No, look at the numbers. Capitalism is like gravity. A fact that applies always and everywhere. Money is a “wild animal”. It can’t be captured or caged. If you put up a fence it just goes elsewhere. Hence real GDP here is negative. There, my FRiend, is the problem. The numbers don’t lie, America is dying. Real value has been traded for a mirage of lies and empty promises. Apple says the equipment to make their products doesn’t even exist here anymore. No one here is motivated to turn things around. Grim future but soon Wile Coyote is gonna look down.
The issue is "institutions" -- large organizations assembled for a purpose. In the beginning, for reasons Adam Smith noted, institutions can provide remarkable productivity at remarkable scale. They are the large-scale source of good things at low prices: food, cars, computer chips, iPhones. When institutions are initiated, they are generally well-matched to the problem and context. Wealth flows from an institution in match.
Stability of a large organization inevitably requires a hierarchical form, which inevitably requires the suppression of individual willpower down the hierarchy and the concentration of power up the hierarchy. Information flow is politicized, so that the powerful, even if they were intelligent, never see the information they need to make rational decisions. Over time, institutions always turn into huge, lumbering dinosaurs. Reflecting the Second Law of Thermodynamics, the environment around the dinosaurs changes incessantly, more rapidly now than in the past. The institution eventually turns into an institution in mismatch.
As Bill Livingston has pointed out, institutions in mismatch are the primary source of societal damage. And all of the major institutions in our society -- apart from a few who thrive on Moore's Law -- are in mismatch with a rapidly evolving context, with no hope of recovery. Large institutions cannot adapt, they can only flail about, damaging all in the vicinitity. Prepare for more damage.
From the wreckage, new institutions will emerge, once again producing benefits on a scale that only capitalism can. But we're not there yet.
Manufacturing equipment can be bought, paid for, and shipped to wherever it needs to be. America's problem is that the people needed to make Apple products don't exist here. But technology is solving even that problem: we're replacing the useless robots now generated by our factory schools with useful robots built in other factories, by robots.

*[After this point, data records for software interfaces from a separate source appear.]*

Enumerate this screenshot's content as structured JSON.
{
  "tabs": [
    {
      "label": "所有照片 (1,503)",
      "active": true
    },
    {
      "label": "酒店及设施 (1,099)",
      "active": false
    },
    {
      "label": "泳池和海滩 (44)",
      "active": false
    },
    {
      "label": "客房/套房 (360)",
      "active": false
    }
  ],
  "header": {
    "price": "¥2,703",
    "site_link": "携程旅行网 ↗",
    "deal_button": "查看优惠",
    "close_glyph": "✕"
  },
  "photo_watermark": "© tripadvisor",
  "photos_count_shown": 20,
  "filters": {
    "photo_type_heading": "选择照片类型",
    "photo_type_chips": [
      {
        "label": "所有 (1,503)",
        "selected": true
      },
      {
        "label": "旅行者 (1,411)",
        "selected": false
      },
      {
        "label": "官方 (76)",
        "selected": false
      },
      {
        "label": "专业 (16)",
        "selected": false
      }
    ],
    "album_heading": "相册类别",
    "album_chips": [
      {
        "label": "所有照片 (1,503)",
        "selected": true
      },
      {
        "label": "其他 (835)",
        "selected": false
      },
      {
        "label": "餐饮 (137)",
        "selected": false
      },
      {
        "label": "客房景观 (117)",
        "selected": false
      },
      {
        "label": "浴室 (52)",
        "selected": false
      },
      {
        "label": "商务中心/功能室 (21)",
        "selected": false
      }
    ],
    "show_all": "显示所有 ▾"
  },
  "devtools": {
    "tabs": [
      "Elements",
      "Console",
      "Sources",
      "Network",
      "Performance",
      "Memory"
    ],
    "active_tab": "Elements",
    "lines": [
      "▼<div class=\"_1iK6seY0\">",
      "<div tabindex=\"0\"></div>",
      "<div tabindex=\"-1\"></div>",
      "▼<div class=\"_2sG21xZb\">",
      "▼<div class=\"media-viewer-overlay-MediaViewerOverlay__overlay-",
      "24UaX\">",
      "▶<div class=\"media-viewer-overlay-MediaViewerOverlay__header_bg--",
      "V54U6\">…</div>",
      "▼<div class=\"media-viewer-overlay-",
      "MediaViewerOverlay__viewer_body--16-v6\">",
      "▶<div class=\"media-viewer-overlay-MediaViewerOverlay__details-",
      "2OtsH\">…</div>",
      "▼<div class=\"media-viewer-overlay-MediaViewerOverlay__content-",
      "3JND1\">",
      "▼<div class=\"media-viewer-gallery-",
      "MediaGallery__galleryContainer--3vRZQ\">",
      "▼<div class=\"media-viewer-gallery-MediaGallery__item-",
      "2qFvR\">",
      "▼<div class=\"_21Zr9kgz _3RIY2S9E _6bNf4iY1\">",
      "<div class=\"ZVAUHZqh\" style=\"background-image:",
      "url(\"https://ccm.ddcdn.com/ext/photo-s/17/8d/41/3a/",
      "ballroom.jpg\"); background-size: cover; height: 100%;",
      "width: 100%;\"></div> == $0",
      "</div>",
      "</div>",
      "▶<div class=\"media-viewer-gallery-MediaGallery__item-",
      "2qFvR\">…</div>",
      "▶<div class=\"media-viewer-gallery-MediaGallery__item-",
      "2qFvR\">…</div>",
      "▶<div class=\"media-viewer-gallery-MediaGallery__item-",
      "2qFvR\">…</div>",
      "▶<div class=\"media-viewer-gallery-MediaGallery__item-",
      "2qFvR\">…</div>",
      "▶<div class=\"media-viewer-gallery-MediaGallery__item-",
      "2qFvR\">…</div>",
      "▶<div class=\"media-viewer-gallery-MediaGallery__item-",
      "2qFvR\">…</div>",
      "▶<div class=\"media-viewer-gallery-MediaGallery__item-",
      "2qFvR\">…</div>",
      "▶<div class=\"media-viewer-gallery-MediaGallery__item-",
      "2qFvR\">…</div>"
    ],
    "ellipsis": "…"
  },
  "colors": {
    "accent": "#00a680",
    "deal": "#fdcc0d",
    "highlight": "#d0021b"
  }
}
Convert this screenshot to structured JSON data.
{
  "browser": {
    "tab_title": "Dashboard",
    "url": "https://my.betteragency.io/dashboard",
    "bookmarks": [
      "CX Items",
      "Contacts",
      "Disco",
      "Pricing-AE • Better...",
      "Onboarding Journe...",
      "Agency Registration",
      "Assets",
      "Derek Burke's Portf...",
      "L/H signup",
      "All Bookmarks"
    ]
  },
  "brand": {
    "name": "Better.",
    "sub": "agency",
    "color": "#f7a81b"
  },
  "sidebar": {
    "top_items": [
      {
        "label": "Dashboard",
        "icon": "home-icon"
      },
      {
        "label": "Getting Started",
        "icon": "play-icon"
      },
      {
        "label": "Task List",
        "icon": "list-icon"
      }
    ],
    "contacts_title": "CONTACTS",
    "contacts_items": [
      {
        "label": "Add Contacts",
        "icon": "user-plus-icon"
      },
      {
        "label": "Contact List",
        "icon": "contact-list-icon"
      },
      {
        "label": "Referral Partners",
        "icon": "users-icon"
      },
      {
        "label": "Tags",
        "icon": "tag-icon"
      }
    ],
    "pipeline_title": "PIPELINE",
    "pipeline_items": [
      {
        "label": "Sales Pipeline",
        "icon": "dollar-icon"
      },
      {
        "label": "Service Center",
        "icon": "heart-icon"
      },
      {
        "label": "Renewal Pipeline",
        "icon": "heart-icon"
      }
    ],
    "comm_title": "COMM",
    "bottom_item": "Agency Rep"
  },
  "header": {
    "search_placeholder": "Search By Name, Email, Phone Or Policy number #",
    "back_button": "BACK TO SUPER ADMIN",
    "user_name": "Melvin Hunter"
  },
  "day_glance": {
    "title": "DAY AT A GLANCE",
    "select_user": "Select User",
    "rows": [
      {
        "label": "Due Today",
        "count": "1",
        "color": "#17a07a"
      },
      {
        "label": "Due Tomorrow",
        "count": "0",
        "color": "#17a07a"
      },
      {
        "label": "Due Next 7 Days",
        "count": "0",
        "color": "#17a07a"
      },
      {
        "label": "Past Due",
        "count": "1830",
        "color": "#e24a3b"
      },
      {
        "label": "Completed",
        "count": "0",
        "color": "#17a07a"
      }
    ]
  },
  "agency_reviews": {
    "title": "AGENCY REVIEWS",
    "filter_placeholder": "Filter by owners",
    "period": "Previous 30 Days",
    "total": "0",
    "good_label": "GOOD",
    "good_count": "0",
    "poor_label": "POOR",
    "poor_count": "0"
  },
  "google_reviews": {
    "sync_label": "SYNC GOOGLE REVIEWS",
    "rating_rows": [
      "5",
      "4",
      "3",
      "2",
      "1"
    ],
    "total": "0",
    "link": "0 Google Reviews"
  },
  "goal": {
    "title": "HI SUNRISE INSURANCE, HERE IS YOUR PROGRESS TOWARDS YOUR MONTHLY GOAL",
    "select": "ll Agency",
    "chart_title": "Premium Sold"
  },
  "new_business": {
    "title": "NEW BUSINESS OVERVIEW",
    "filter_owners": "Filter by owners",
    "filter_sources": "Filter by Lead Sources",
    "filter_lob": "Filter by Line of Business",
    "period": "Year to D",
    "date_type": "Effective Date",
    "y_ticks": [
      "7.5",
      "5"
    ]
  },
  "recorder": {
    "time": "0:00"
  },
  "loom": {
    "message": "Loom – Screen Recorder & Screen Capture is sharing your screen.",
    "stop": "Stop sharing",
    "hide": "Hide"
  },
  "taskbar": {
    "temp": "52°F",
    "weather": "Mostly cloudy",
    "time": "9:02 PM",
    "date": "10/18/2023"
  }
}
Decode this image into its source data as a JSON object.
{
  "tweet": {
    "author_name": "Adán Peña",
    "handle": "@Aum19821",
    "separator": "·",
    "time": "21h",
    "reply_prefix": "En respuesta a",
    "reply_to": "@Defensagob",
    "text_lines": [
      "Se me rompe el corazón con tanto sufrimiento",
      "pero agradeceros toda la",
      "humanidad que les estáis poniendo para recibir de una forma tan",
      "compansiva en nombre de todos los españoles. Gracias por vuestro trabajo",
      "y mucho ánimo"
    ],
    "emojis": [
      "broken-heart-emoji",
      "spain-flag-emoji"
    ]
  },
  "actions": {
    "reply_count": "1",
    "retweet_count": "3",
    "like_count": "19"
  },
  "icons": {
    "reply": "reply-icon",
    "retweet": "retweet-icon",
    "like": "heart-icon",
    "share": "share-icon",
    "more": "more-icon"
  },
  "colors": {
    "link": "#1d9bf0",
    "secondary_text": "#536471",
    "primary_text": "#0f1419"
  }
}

Nowadays a billion dollars invested in physical plant produces a few dozen jobs, the fewer the better.
The fiscal cliff is nothing compared to the societal cliff we're facing.